After I came back from living in Spain in 2004 and graduated from college, I knew I’d have to begin my real-world life, which I was excited about, and suddenly our relationship started to open up.
I told him my dreams of starting a tech company, of helping people in other parts of the world with my tech company. I had no idea what I was blabbing about or how I’d achieve my dreams. When I learned through my then-boyfriend that the best first step would be to move to Silicon Valley (which I couldn’t locate on a map) my father said to me, “Go, go try, go try and see what you can do. If you don’t try, you don’t know.”
He always said that taking a risk was the only way to see what was possible. He said that if I failed, “so what, then you try something else. See, that’s how I got started in this country. I’m here to support you.”

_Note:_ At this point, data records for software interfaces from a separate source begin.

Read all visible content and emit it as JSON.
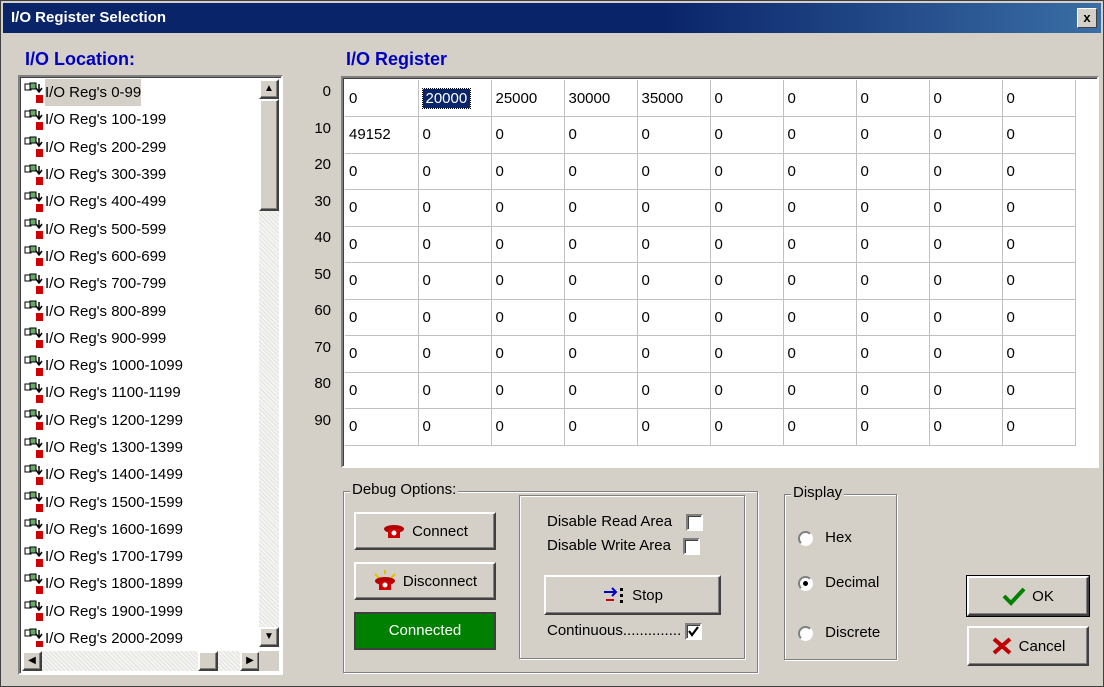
{
  "window": {
    "title": "I/O Register Selection",
    "close_label": "x"
  },
  "location": {
    "label": "I/O Location:",
    "items": [
      "I/O Reg's 0-99",
      "I/O Reg's 100-199",
      "I/O Reg's 200-299",
      "I/O Reg's 300-399",
      "I/O Reg's 400-499",
      "I/O Reg's 500-599",
      "I/O Reg's 600-699",
      "I/O Reg's 700-799",
      "I/O Reg's 800-899",
      "I/O Reg's 900-999",
      "I/O Reg's 1000-1099",
      "I/O Reg's 1100-1199",
      "I/O Reg's 1200-1299",
      "I/O Reg's 1300-1399",
      "I/O Reg's 1400-1499",
      "I/O Reg's 1500-1599",
      "I/O Reg's 1600-1699",
      "I/O Reg's 1700-1799",
      "I/O Reg's 1800-1899",
      "I/O Reg's 1900-1999",
      "I/O Reg's 2000-2099"
    ],
    "selected_index": 0
  },
  "register": {
    "label": "I/O Register",
    "row_labels": [
      "0",
      "10",
      "20",
      "30",
      "40",
      "50",
      "60",
      "70",
      "80",
      "90"
    ],
    "rows": [
      [
        "0",
        "20000",
        "25000",
        "30000",
        "35000",
        "0",
        "0",
        "0",
        "0",
        "0"
      ],
      [
        "49152",
        "0",
        "0",
        "0",
        "0",
        "0",
        "0",
        "0",
        "0",
        "0"
      ],
      [
        "0",
        "0",
        "0",
        "0",
        "0",
        "0",
        "0",
        "0",
        "0",
        "0"
      ],
      [
        "0",
        "0",
        "0",
        "0",
        "0",
        "0",
        "0",
        "0",
        "0",
        "0"
      ],
      [
        "0",
        "0",
        "0",
        "0",
        "0",
        "0",
        "0",
        "0",
        "0",
        "0"
      ],
      [
        "0",
        "0",
        "0",
        "0",
        "0",
        "0",
        "0",
        "0",
        "0",
        "0"
      ],
      [
        "0",
        "0",
        "0",
        "0",
        "0",
        "0",
        "0",
        "0",
        "0",
        "0"
      ],
      [
        "0",
        "0",
        "0",
        "0",
        "0",
        "0",
        "0",
        "0",
        "0",
        "0"
      ],
      [
        "0",
        "0",
        "0",
        "0",
        "0",
        "0",
        "0",
        "0",
        "0",
        "0"
      ],
      [
        "0",
        "0",
        "0",
        "0",
        "0",
        "0",
        "0",
        "0",
        "0",
        "0"
      ]
    ],
    "selected_cell": [
      0,
      1
    ]
  },
  "debug": {
    "label": "Debug Options:",
    "connect_label": "Connect",
    "disconnect_label": "Disconnect",
    "status_label": "Connected",
    "status_color": "#008000",
    "disable_read_label": "Disable Read Area",
    "disable_read_checked": false,
    "disable_write_label": "Disable Write Area",
    "disable_write_checked": false,
    "stop_label": "Stop",
    "continuous_label": "Continuous..............",
    "continuous_checked": true
  },
  "display": {
    "label": "Display",
    "options": [
      "Hex",
      "Decimal",
      "Discrete"
    ],
    "selected": "Decimal"
  },
  "actions": {
    "ok_label": "OK",
    "cancel_label": "Cancel"
  }
}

After I graduated, I was in deep debt – but my dad told me his story about how he got started, how the banks services were necessary to get started. He started his stockpile of goods to sell by taking a loan. And before he had to chance to start his own small business, he started as a pizza delivery boy in Chicago. With no more than a highschool diploma, and a very basic command of English, he came to the US, in his 20’s on his own, and made his way up to Canada where he eventually settled.
He encouraged me to invest in my future by taking a risk, just as he had. So, I took out another $5k loan on top of the tens of thousands of debt I already had, and that was my starting money to buy a one-way plane ticket to Silicon Valley and a few months rent before securing my first job.
With my dad’s encouragement, guidance and love, I packed my bags and came to Silicon Valley in 2005. Not only did I not have any money – I also didn’t have that typical engineering degree, nor a high-profile network (both coveted resources in this small Silicon Valley). So what did I do?
I did what my dad did, I made the best of what I had to offer and figured the rest out on my feet. Like him, I found myself in a foreign place, an immigrant, struggling to make ends meet (even defaulting on bills some months). I lived in a 400 sq ft. apartment for the first 8 months in a dodgy part of San Jose. Oh, those are moments I won’t forget. Just like my dad taught himself English and the ins and outs of western culture, I taught myself the Silicon Valley ways and the lingo.
I’ve been able to start a media company (Women 2.0), an idea lab (Founder Labs), work at three different Silicon Valley startups (one of which was acquired and was a great help to pay off all that debt!), launch six different ideas (all of which have failed), and I’m just getting started. Like him, it’s been and up and down journey, good moments and challenging moments but being an entrepreneur is what naturally feels right to me, though I never knew it. Throughout his life, helping others was the core of all his work. Enabling others is the work I do today, just like my dad.
“In your lives, you will meet people who are either givers or takers. Giving or sharing is not just giving of money, but also of time, ideas and knowledge, of opportunity, credit and hope, of respect and dignity, of care, comfort and protection, and of benefit of the doubt. And you will also meet people who take credit, take your time, and take away opportunity or respect. Givers do so for no personal gain or reward. They have no expectation of a return or a reciprocal gesture. Their giving is unconditional.” – Firoz Rasul, President Aga Khan University, Convocation Speech Simon Fraser University, 2001.
In my life, be it business or personal, I want to be remembered as someone who gave more than she took or received.
Photo credit: Pandiyan V. on Flickr.